Jessica Reid struggles to maintain focus as we chat about her two-year-old son Emmanuel’s diagnosis of malignant migrating focal pre in infancy. “I’m so sorry; he’s trying to go to sleep and he’s having a seizure now,” she says and then disappears from the zoom window. A moment later, she’s back; out of breath but more than ready to tell her family’s story.
It’s a sadly familiar one to parents facing the incomprehensible tangle of specialist’s visits, state regulations, national guidelines and millions of pages of potentially life-changing – or entirely false – information that marks the life of a child with a rare disorder. Only a couple hundred people worldwide are known to share Emmanuel’s disability, an uncommon gene mutation that affects his brain’s potassium channel and is so far resistant to medication and typical therapies. Doctors tried dozens of them, put Emmanuel on a strict keto diet, and when all else failed, began dosing the infant with Ativan, which largely stopped the seizures, but meant Emmanuel slept nearly all the time.
“Quality of life is not sleeping all the time,” Jessica insists. “Quality of life is living, seeing, at least trying to do things. And I could not stand that he was always knocked out by the prescription meds.”

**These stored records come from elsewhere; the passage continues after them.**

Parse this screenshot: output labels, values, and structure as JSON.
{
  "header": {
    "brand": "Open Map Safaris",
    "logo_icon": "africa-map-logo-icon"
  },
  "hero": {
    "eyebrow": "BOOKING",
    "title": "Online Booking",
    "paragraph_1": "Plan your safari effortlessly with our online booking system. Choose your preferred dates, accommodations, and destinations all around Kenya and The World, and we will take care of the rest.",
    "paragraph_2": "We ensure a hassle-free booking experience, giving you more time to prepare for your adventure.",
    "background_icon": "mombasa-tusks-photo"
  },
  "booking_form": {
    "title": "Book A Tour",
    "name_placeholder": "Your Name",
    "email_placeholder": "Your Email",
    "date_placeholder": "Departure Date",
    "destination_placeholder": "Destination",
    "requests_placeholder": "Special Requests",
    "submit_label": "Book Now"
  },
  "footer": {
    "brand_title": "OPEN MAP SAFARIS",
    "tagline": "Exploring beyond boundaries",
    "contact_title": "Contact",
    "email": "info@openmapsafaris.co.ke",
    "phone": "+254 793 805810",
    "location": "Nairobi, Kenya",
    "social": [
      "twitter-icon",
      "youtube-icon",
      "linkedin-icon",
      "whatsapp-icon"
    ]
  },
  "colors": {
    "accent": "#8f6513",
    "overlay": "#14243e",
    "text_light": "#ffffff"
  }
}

After months of trial and error, Emmanuel was averaging 200 seizures a day and Jessica was on the warpath. A lactation counselor by trade, she leveraged her background in human sciences and an innate curiosity to dive headfirst into research for a way to reduce her son’s suffering. That’s when she learned about CBD, CBG, THC and the endocannabinoid system.
“I went to his doctor and asked if we could try this, and he said sure, but in Georgia where I live, even with doctor’s consent, they can’t tell you what medication to use, and you’re not protected when you use it.” Before long, after meticulous dosage tinkering and trial and error, Jessica discovered that an eight-to-one ratio of a select few full-spectrum CBD products with THC reduced Emmanuel’s seizures to 60 a day, then to 10 a day, and eventually to zero on many days. Unfortunately, the state of Georgia was not as excited about the discovery.
“I did what I was supposed to, paid the $25 for the Georgia medical use card, and DFACS (child protective services) was at my house, demanding they see Emmanuel because we were giving him an illegal substance.”
The harassment, coupled with the fact that few daycares in Atlanta would take Emmanuel because of his need for high level care, has forced Jessica to become a medical refugee. She bounced first to Texas to stay with family, but is heading for California to join the cannabis advocacy community there and hopefully get the ear of Dr. Bonni Goldstein, renowned physician, author and founder of Cannabis is Medicine. “I just have to become a California resident so that he can be seen by her, and because he can’t get what he needs in the state of Georgia right now.”
Today however has been a decent day. The seizure that troubled Emmanuel at the beginning of our call has subsided, and both mom and son will gather their strength to fight another day. “I just won’t accept what they say; that he’s not gonna make it to his fifth birthday,” she tells me in parting. “I’m a fighter. I have faith that he will meet all of his milestones, that he will graduate kindergarten, that he'll graduate elementary school, middle school, high school, and go on with his life…because I’ve seen so many people recover with the help of cannabis oil.”
“Every day is a blessing. It's just how you look at it. I'm not going to give up on him. I'm not letting this take over his life, because I see other kids live with epilepsy. They might have seizures. They might have worse days.”
“But they might just have better ones too.”